Updated August 8, 2023 - 6:38 pm
A major stumbling block to UNLV leaving the Mountain West for a reconstituted Pac-12 is the $34 million exit fee, UNLV athletic director Erick Harper said Monday.
“That’s crippling to a lot of institutions that would have to pay it,” Harper said. “By all means, I don’t want to pay $34 million.”
The conference bylaws state that schools leaving the Mountain West must pay three times the average yearly conference distribution if they give timely notice by June 30 of the prior year, roughly $17 million.
However, for a team to withdraw from the Mountain West in time for the 2024-25 season, when the Pac-12 loses eight members to the Big Ten and Big 12, the school will have to pay an exit fee double the timely notice fee, around $34 million.
As a conference, the Mountain West appears to have three choices: help rebuild the Pac-12, merge with the Pac-12 or absorb the remaining four Pac-12 schools.
Each option has its pros and cons, and Harper said a decision will involve discussions with other conference athletic directors, members of the Mountain West office and UNLV president Keith Whitfield, among others.
“This is not a decision made by me,” Harper said. “It’s collective. We also have the Board of Regents. So we all have to do our due diligence.”
Even though the Pac-12 only consists of four remaining institutions — Stanford, California, Oregon State and Washington State — it is still an autonomous five conference, known colloquially as a Power Five conference.

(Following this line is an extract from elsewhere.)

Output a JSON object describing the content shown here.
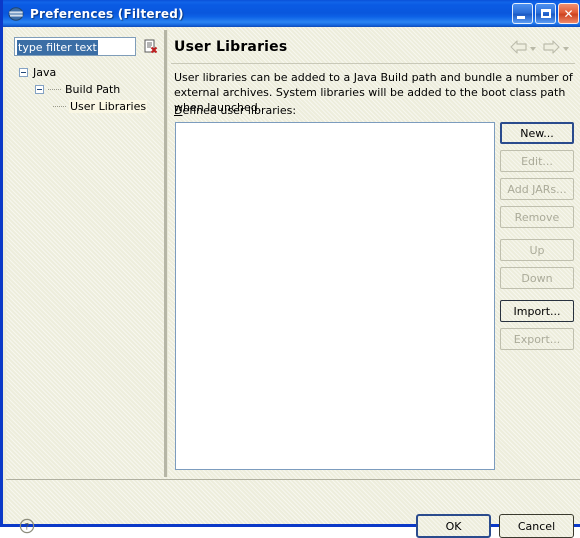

If the four schools remain committed to each other, they can decide to fill the rest of the conference with schools from outside the Power Five. San Diego Union-Tribune reporter Mark Zeigler, who has covered the Mountain West for years, said UNLV’s market in Las Vegas makes it an obvious choice for potential expansion.
The Rebels only had an outside shot at the Pac-12 when it was only considering one or two new members. Now, however, the century-old conference could take four or possibly even more Mountain West schools to rebuild itself.
One way to avoid paying the exit fee is to merge the two conferences. Nine votes by the 12 member schools can change the conference bylaws. If at least nine of the schools have a landing place, they’re more likely to agree to waiving or lowering the exit fee.
Merging with the Pac-12 has massive financial benefits. Besides the brand recognition, the move saves the College Football Playoff and NCAA Tournament distributions owed to both conferences.
Zeigler said a merger is far from a simple matter. Questions about the status of the Pac-12 network and Boise State’s TV carve-out, among other topics, will all need to be addressed in a process which may take months.
All of these talks about rebuilding or absorbing come with the assumption that all four Pac-12 schools want to stay together, which is far from a guarantee.
The Athletic, ESPN and the Associated Press all reported the Atlantic Coast Conference on Monday has entered early discussions to add Stanford and Cal. The Cardinal, in particular, are key to any merger or decision to rebuild the Pac-12, said Mercury News reporter Jon Wilner, who has covered the conference for years.
Wilner said his gut instinct tells him Stanford would prefer to join another Power Five conference, or potentially rebuild the Pac-12, instead of a complete merger with the Mountain West. Stanford and Cal’s academic reputations may also play into their hesitance to merge with the Mountain West.
“I just don’t see Stanford going into the Mountain West,” Wilner said.
If Stanford and Cal bail for the ACC or another conference, Oregon State and Washington State become likely candidates to join the Mountain West.